Impact of Climate Change on Pastoralist Girls in Kenya

18 March 2022

During CSW66, one youth advocate from a climate-vulnerable community shares the real impacts of the climate crisis on women and girls.


© Ian Macharia, 2018

Author: Abdiah (Project Officer at Pastoralist Community Initiative and Development Assistance (PACIDA) and member of GIMAC Youth Network)

This year, the theme of the 66th Commission on the Status of Women is “Achieving gender equality and the empowerment of all women and girls in the context of climate change, environmental and disaster risk reduction policies and programmes”. As a climate justice champion and advocate of girls and women’s rights, I am calling upon member states and civil society organizations to prioritize adaptation activities for climate-vulnerable communities and increase investment in mitigation and adaptation activities, basing them on gender analysis in order to build more resilient and adaptive communities.

Climate Change is not only about warming of oceans, melting of icebergs, rising sea levels, intense heat waves and extreme weather patterns.

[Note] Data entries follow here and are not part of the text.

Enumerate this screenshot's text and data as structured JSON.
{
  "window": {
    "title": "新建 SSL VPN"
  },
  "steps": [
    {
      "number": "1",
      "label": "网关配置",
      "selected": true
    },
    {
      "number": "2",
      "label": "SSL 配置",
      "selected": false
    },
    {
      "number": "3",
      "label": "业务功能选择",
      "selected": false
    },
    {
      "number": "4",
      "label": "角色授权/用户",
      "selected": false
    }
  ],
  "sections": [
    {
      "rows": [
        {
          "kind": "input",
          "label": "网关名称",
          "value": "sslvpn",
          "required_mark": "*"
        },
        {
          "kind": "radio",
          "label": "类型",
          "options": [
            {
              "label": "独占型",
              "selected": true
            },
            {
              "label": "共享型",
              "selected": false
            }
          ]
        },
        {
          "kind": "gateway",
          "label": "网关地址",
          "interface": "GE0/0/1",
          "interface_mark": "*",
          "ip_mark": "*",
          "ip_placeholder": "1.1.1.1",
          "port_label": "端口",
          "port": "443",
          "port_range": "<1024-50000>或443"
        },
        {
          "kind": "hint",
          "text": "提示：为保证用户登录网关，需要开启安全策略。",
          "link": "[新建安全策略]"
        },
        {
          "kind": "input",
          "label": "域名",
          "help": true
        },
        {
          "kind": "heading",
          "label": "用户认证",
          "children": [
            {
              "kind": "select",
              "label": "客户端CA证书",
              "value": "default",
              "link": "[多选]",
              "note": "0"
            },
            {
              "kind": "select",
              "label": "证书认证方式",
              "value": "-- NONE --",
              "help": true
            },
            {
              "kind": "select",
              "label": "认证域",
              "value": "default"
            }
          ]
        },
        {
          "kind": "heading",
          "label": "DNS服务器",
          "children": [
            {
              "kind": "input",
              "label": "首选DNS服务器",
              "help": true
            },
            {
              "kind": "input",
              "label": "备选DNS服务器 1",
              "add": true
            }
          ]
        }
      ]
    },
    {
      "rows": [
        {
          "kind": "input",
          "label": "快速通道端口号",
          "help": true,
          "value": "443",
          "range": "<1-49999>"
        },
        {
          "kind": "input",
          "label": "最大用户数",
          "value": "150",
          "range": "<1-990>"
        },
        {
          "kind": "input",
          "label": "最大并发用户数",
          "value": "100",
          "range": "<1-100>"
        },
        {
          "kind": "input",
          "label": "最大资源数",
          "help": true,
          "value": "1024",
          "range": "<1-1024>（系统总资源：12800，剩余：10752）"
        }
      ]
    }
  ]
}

For pastoralist communities (nomadic groups who travel with herds of domesticated animals), in Arid and Semi-Arid Lands of Kenya, these uncertain weather patterns expose livestock farmers to severe drought – leading to loss of livestock, depletion of vegetation, food insecurity, environmental degradation, and water scarcity. For pastoralist women and girls, who already face systemic exclusion in decision-making and access to resources (for instance water, education and health), climate change makes an already bad situation worse. 

Climate Change, SRHR and Child, Early and Forced Marriage

With severe drought, pastoralist women and girls must travel longer distances in search of water and firewood, which in turn exposes them to an increased risk of sexual and gender-based violence. The loss of livestock, which is pastoralist communities’ main source of livelihood, can lead to an increase in child sexual exploitation, and the risk of adolescent pregnancies.

Depletion in vegetation and increase in water scarcity conflicts has led to the disruption of health services, including sexual and reproductive health services. These services are often limited or unavailable in healthcare centers, making women and girls vulnerable to poor sexual reproductive health outcomes, including unsafe abortion, teenage pregnancy and STIs (including HIV). In addition, women and girls’ ability to manage their menstruation is impaired due to lack of clean water and menstrual products. The lack of adequate facilities and materials, restrictions on girls’ movements during their period, and feelings of shame can also contribute to girls missing school (More information can be found here).

For pastoralist women and girls, who already face systemic exclusion in decision-making and access to resources (for instance water, education and health), climate change makes an already bad situation worse. 

Young girls who are unable to attend school due to loss of livelihood are at greater risk of harmful practices, including Female Genital Mutilation and Child Marriage. Many families marry off young girls in exchange for a bride price in order to relieve economic pressure. This remains an obstacle to progression for pastoralist women and girls.

To accelerate transformative climate action among pastoralist communities, it is imperative that:

  1. Pastoralist women and girls are empowered to claim their environmental rights and actively participate in climate action decision-making processes.
  2. Customary, informal, and indigenous systems are engaged to protect biodiversity and promote sustainable use of natural resources.
  3. Pastoral Communities capacity to adapt to climate is strengthened.
  4. Pastoralist women and girls are meaningfully engaged in climate action decision-making processes.
  5. Climate action plans need to incorporate investments in health, gender, education and empowerment of women and girls

I believe that empowering and investing in pastoralist women and girls is the only way to achieving resilient and sustainable communities.

Abdiah is one of 14 girls and young women working with Plan International, through the She Leads programme, to participate in the 66th Session of the Commission on the Status of Women.

Emergencies, Protection from violence, Sexual and reproductive health and rights, child marriage, Climate change, Climate change activism, Sexual and reproductive health services